WASHINGTON -- President Joe Biden has two seats to fill on the influential appeals court in the nation's capital that regularly feeds judges to the U.S. Supreme Court.
They are among the roughly 10% of federal judgeships that are or will soon be open, giving Biden his first chance to make his mark on the American judiciary.
Barring an improbable expansion of the Supreme Court, Biden won't be able to do anything about the high court's entrenched conservative majority any time soon. Justice Clarence Thomas, at 72, is the oldest of the court's conservatives, and the three appointees of former President Donald Trump, ranging from 49 to 56, are expected to be on the bench for decades.
Democrats traditionally have not made the judiciary a focus, but that is changing after four years of Trump and the vast changes he made. Biden's appointments are also the only concrete moves he has right now to affect the judiciary at large, though there is talk about expanding the number of judges on lower courts.
The nearly 90 seats that Biden can fill, which give their occupants life tenure after Senate confirmation, are fewer than Trump inherited four years ago. That's because Republicans who controlled the Senate in the final two years of the Obama White House confirmed relatively few judges.

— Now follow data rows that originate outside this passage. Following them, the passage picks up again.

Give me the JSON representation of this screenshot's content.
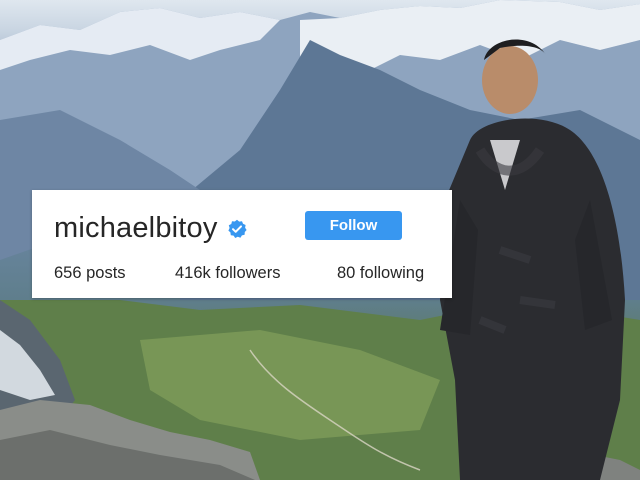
{
  "profile": {
    "username": "michaelbitoy",
    "verified_icon": "verified-badge-icon",
    "follow_label": "Follow",
    "stats": {
      "posts": "656 posts",
      "followers": "416k followers",
      "following": "80 following"
    }
  },
  "colors": {
    "accent": "#3897f0",
    "text": "#262626",
    "card_background": "#ffffff"
  }
}
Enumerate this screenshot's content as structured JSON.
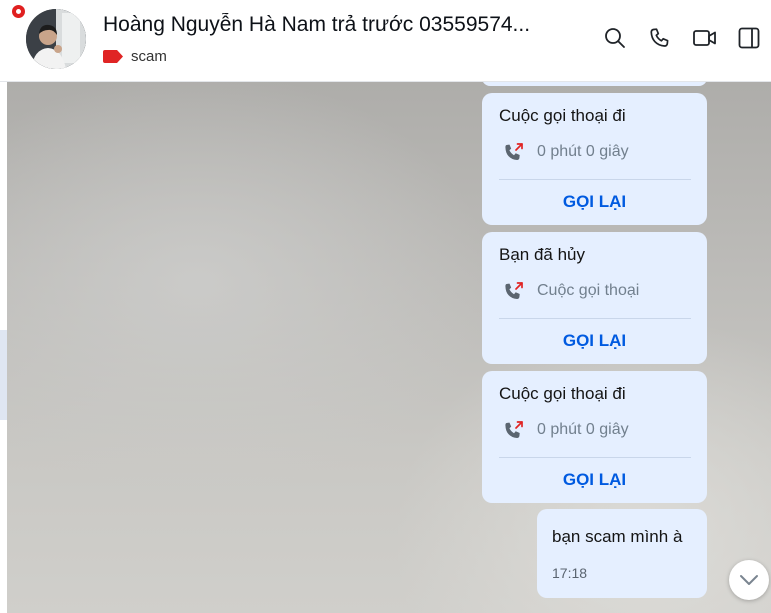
{
  "header": {
    "contact_name": "Hoàng Nguyễn Hà Nam trả trước 03559574...",
    "tag_label": "scam",
    "tag_color": "#e02424",
    "icons": [
      "search-icon",
      "phone-icon",
      "video-call-icon",
      "panel-toggle-icon"
    ]
  },
  "messages": [
    {
      "type": "call",
      "title": "Cuộc gọi thoại đi",
      "desc": "0 phút 0 giây",
      "button": "GỌI LẠI"
    },
    {
      "type": "call",
      "title": "Bạn đã hủy",
      "desc": "Cuộc gọi thoại",
      "button": "GỌI LẠI"
    },
    {
      "type": "call",
      "title": "Cuộc gọi thoại đi",
      "desc": "0 phút 0 giây",
      "button": "GỌI LẠI"
    },
    {
      "type": "text",
      "text": "bạn scam mình à",
      "time": "17:18"
    }
  ],
  "colors": {
    "bubble": "#e5efff",
    "accent": "#005ae0",
    "missed_arrow": "#e02424"
  }
}
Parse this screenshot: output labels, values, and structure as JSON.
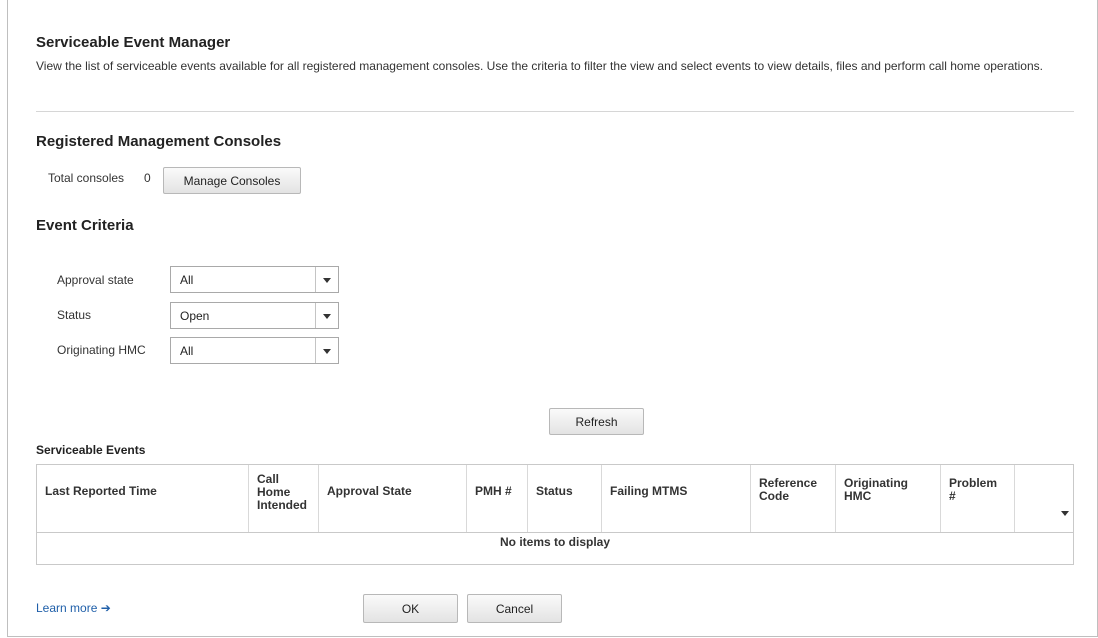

Included in the tally are 10 seats on federal courts of appeals where nearly all appeals, other than the few dozen decided by the Supreme Court each year, come to an end.
One seat is held by Merrick Garland, whose confirmation as attorney general is expected in the coming days. Another longtime judge on the court, David Tatel, has said he is cutting back on his duties, a change that allows Biden to appoint his successor.
Chief Justice John Roberts, Justice Brett Kavanaugh and Thomas were appellate judges at the courthouse at the bottom of Capitol Hill before they joined the high court atop the Hill.
The late Justices Antonin Scalia and Ruth Bader Ginsburg also served on the appeals court, where they first formed their lasting friendship.
Following Scalia's death five years ago, President Barack Obama nominated Garland to the Supreme Court, but Senate Republicans didn't give him a hearing, much less a vote.
When Trump took office in January 2017, he had a high court vacancy to fill. He ended up making three Supreme Court appointments to go along with 54 appellate court picks and 174 trial judges, aided by then-Senate Majority Leader Mitch McConnell's determination to, as he put it, "leave no vacancy behind."
Democrats and their progressive allies say they've learned a lesson or two from the Republicans, and intend to make judicial nominations a greater focus than in past Democratic administrations.
"It's an exceptional situation where you have a president and the people around him ... who really see this as a high priority," said former Sen. Russ Feingold, the Wisconsin Democrat who served in the Senate with Biden for 16 years. Feingold now is president of the American Constitution Society.
Biden already has pledged to name a Black woman to the Supreme Court if a seat opens up. Justice Stephen Breyer, 82, is the oldest member of the court and could retire, but he has not announced any plans.
Democrats are in search of several kinds of diversity after the Trump years, in which more than 75% of judicial nominees were men and 85 percent were white.
In addition to race and gender, liberal groups are pushing for diversity of experience so that public defenders and public interest lawyers are considered along with lawyers from big law firms and prosecutors who have predominated in recent administrations.
"Our view is we would like to see them prioritize experiential diversity, which would be new and different from the two previous Democratic administrations," said Nan Aron, president of the liberal Alliance for Justice.